Miami's Jewish mayor pardoned a pig in an annual Christmas ceremony, while the farmers themselves were Jewish as well.

Workers move young pigs at a farm in Guangxi, China, March 21, 2018 (photo credit: REUTERS/DOMINIQUE PATTON)
Workers move young pigs at a farm in Guangxi, China, March 21, 2018
(photo credit: REUTERS/DOMINIQUE PATTON)

A Cuban restaurant is no place for a Jewish piglet to be so close to Christmas — unless of course, that pig is being pardoned in Miami’s annual pig pardoning ceremony.

Since 2017, Miami has celebrated a pig pardoning event ahead of Christmas in recognition of the large Hispanic population in the South Florida city.

While turkey may be the animal more typically associated with holiday animal pardoning ceremonies, pork is the more popular holiday centerpiece among Latin-American families, hence the city’s pig pardoning ceremony.

This year’s pigs — named Manchita, David, Shlomo, and Sakura — were raised by Yariv and Asuka Mashav, two Jewish farmers who raise goats, ducks and pigs on their South Florida farm. The piglets were pardoned by Miami Mayor Daniella Levine Cava, who is also Jewish.

“So this may sound like bad news for pork lovers, but it’s a great thing if you’re a pig since your Christmas-related activities in Miami-Dade County primarily include slowly rotating over an open fire,” Levine Cava said at the ceremony, according to NPR.

A decorated spruce tree, traditional in the Novi God (New Year) celebration, seen at a Russian-Israeli home in Jerusalem, on January 1, 2016. Novigod is a Russian tradition of celebrating together with family on New Year's Eve, and new year's day. Novigod celebrations take after Christmas festive sy (credit: HADAS PARUSH/FLASH90)A decorated spruce tree, traditional in the Novi God (New Year) celebration, seen at a Russian-Israeli home in Jerusalem, on January 1, 2016. Novigod is a Russian tradition of celebrating together with family on New Year's Eve, and new year's day. Novigod celebrations take after Christmas festive sy (credit: HADAS PARUSH/FLASH90)
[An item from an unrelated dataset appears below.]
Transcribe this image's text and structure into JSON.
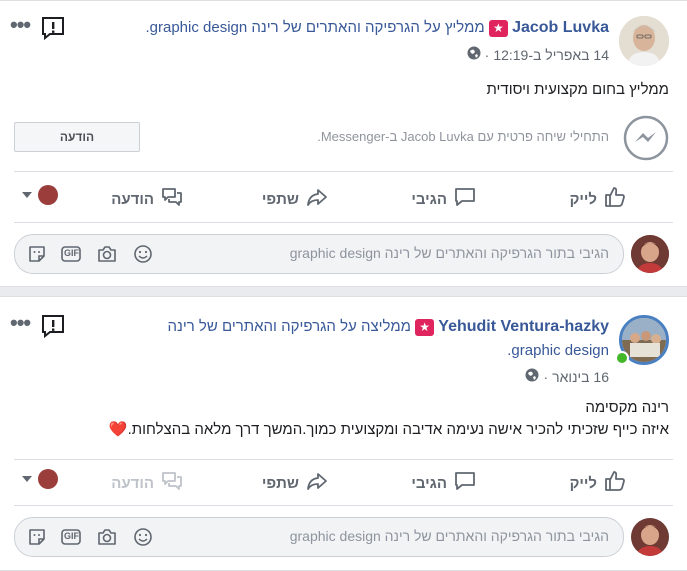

After the ceremony, the pigs will move to a foster home where they won’t have to worry about becoming somebody’s dinner. Not they were ever in much danger.

“It’s not kosher. They’re very safe in a Jewish house,” Yariv told NPR.